Julia’s Child {Book Review and Giveaway}

Monday, February 13th, 2012

{Admin Note: Voting is now open in the DC Lamb Pro-Am. I’d be oh-so-flattered if you’d take a moment to vote for FoodieTots’ Lemon-Mint Crusted Leg of Lamb. Thank you!}

It’s not often I find myself in the kitchen, a novel in one hand, sautéeing apples with the other while steering the toddler towards her refrigerator magnets and out from underfoot. And I’m pretty sure this is the first adult fiction book review I’ve done here on FoodieTots. But when I read the description of Sarah Pinneo’s Julia’s Child, I couldn’t resist: “A delectable comedy for every woman who’s ever wondered if buying that six-dollar box of organic crackers makes her a hero or a sucker.”

Julia's Child

I did have a little apprehension, though. Those of us on the whole foods-local food-organic food bandwagon can be a little, well, sensitive about our food choices. But I follow Pinneo on Twitter (@Julias_Child) and was reasonably certain she was on my side. Sure enough, the novel was an enjoyable read about a woman out to “save the world one bite at a time.” It’s good to laugh at ourselves once in a while, and I found myself laughing out loud at the main character, Julia’s, conversation with her husband about recycled toilet paper. Let’s just say we may have had that exact conversation in the FoodieTots’ house.

In the novel, Julia is a mother who leaves behind a corporate paycheck to launch an organic toddler food business, and moms of all types will relate to her struggles as she attempts to balance the needs of her own family with the demands of her growing business. Even better, a few recipes from the fictional business are included, and it was the Apple and Cheddar Muffets that I found myself baking first. A “muffet” is a savory muffin, the primary product Julia is producing and, at the start of the book, selling to the stereotypical moms of Brooklyn (of course). Aside from the cutesy name, I liked the “muffet” concept and appreciate that they are a low-sugar but still full-flavored kid-friendly snack. (With whole milk, butter and sour cream, they are not a low-fat snack, which is fine for the toddler crowd but may make you feel a smidge guilty after polishing off two in a row. Hypothetically speaking.) As I write this, the kitchen smells amazing, and just look how lovely they are.
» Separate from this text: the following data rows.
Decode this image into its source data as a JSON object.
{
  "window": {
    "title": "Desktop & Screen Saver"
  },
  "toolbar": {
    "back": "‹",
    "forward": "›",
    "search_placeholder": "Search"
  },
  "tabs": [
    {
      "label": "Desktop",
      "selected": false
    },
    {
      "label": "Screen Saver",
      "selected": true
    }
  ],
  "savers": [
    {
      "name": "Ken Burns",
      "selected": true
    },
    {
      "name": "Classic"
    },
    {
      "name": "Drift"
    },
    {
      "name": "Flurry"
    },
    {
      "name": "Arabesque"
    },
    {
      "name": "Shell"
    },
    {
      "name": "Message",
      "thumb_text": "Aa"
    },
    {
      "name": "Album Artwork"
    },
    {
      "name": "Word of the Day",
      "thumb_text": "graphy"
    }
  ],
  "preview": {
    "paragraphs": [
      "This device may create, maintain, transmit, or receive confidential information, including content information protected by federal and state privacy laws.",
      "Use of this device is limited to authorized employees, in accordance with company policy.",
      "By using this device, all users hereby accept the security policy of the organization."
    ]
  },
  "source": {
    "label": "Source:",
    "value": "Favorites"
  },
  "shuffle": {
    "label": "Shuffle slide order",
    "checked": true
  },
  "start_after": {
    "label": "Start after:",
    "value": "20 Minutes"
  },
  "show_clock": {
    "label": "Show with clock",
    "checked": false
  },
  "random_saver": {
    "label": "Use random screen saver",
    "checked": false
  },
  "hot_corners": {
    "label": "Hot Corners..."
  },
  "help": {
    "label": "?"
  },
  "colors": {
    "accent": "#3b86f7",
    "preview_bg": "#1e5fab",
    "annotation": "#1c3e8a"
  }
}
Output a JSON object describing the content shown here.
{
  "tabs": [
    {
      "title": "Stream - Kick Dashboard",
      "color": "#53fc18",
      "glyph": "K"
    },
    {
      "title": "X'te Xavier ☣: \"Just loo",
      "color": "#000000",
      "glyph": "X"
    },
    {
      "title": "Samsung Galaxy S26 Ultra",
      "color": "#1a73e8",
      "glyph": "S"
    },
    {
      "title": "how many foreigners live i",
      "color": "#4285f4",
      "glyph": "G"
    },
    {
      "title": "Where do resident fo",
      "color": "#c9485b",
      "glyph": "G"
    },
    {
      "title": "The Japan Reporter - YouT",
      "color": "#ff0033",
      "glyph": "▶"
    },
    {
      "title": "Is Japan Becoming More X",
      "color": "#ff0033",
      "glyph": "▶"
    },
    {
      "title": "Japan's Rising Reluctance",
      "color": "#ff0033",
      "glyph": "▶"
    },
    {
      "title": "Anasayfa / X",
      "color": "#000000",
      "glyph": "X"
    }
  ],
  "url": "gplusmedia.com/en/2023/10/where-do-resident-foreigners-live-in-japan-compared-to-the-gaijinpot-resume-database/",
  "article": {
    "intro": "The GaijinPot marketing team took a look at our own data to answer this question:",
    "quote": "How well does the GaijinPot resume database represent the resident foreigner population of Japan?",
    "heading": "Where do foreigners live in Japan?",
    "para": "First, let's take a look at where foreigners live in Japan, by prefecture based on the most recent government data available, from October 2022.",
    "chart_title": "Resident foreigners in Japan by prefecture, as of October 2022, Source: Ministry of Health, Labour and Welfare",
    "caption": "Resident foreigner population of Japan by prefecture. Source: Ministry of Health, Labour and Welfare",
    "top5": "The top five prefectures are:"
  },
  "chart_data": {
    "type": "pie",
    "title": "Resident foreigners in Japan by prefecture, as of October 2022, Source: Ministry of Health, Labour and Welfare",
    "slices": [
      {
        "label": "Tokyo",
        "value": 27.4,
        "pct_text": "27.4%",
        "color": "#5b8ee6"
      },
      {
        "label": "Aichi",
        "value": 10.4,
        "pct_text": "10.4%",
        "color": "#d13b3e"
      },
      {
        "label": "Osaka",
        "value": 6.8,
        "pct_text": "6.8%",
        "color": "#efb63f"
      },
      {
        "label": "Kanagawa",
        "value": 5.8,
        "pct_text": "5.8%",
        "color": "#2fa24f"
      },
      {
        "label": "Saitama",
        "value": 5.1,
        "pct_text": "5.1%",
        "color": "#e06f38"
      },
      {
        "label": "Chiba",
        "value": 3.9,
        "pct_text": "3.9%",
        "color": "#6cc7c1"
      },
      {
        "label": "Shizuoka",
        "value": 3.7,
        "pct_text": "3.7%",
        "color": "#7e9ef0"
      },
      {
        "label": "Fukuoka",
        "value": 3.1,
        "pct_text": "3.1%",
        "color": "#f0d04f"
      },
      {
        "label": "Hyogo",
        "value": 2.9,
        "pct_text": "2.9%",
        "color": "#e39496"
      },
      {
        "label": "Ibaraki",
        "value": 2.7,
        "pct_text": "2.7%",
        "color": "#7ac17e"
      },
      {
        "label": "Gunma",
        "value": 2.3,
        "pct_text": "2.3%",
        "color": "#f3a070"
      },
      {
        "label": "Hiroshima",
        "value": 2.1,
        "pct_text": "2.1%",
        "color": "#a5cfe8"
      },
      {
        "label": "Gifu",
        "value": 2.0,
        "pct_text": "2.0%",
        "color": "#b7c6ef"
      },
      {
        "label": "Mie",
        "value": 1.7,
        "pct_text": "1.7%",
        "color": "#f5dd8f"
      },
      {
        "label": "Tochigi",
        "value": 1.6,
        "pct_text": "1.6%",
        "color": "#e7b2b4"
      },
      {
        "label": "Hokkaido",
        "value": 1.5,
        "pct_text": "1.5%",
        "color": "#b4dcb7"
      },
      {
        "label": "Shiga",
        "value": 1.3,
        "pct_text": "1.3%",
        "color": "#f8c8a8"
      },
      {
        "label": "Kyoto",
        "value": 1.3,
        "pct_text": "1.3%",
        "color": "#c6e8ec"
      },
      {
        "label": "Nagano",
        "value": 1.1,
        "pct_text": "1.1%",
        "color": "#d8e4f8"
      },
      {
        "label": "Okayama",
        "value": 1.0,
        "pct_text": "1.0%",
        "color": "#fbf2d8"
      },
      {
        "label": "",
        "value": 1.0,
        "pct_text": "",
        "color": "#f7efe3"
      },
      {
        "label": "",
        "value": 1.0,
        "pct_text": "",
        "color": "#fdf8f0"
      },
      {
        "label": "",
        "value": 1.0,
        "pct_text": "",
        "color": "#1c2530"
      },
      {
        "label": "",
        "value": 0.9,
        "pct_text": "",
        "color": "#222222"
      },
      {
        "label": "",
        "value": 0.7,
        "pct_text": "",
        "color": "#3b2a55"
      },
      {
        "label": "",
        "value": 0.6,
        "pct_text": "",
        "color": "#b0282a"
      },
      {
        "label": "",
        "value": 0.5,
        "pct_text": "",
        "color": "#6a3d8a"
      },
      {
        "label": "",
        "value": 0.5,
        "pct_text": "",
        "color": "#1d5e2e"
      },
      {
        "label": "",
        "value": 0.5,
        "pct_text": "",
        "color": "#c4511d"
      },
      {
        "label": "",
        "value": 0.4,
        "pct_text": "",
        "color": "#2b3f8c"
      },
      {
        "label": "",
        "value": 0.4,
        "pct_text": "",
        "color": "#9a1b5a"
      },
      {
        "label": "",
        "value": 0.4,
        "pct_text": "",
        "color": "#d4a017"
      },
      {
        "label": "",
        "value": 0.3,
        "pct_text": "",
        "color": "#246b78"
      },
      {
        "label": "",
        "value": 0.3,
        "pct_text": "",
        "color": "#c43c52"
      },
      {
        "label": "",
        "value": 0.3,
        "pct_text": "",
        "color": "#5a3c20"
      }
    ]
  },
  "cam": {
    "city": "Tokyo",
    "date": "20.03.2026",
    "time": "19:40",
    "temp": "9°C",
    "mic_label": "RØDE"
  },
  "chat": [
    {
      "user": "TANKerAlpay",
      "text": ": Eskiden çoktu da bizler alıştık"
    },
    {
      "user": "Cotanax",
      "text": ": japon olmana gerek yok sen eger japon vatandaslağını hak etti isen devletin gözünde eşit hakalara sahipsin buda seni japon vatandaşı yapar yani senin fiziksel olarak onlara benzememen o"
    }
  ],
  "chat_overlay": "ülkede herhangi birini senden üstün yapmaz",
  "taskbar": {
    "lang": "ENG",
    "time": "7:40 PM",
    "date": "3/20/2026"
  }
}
julia's child apple cheddar muffets

If you own a Bugaboo (er, “Frogaboo”) or are a perky blonde co-host of The View (er, The Scene) the satire may hit a little too close to home, but otherwise I think many foodie mamas will appreciate this funny and engrossing read.

The author has also offered one lucky reader a free copy of Julia’s Child, along with a basket of mom-made food products. (Not sure if that includes the muffets…but once you have the book, you can bake them yourself.) Leave a comment below telling us one of your children’s favorite after-school snacks, and I’ll select a winning commentor at random. Comments are open until 11:59 pm Eastern time this Friday, February. 17.

Learn more about Sarah Pinneo on her own blog or Facebook page. And of course, look for Julia’s Child at your local bookseller or online.

Life is Short. Make it Sweet.

Friday, August 12th, 2011

I had these lofty ideas of my summer break with the kids, that the boy and I would spend leisurely afternoons in the kitchen while the foodie bebe napped. Of course, it turned out that we’ve spent many days rushing from camp to story time to the pool, and I’m lucky to throw together a quick dinner most nights. But today, we made time for a trip to the store (between the dentist and baseball) and the boy and I finally baked something sweet — a peanut butter pie. For fellow blogger Jennifer Perillo and the unexpected reminder that life is often far too short. Read her post (with tissues handy), and bake something with the people you love this weekend.

peanut butter pie for mikey

the foodie tots bake peanut butter pie

(The recipe for peanut butter cream pie can also be found on Jennie’s blog.)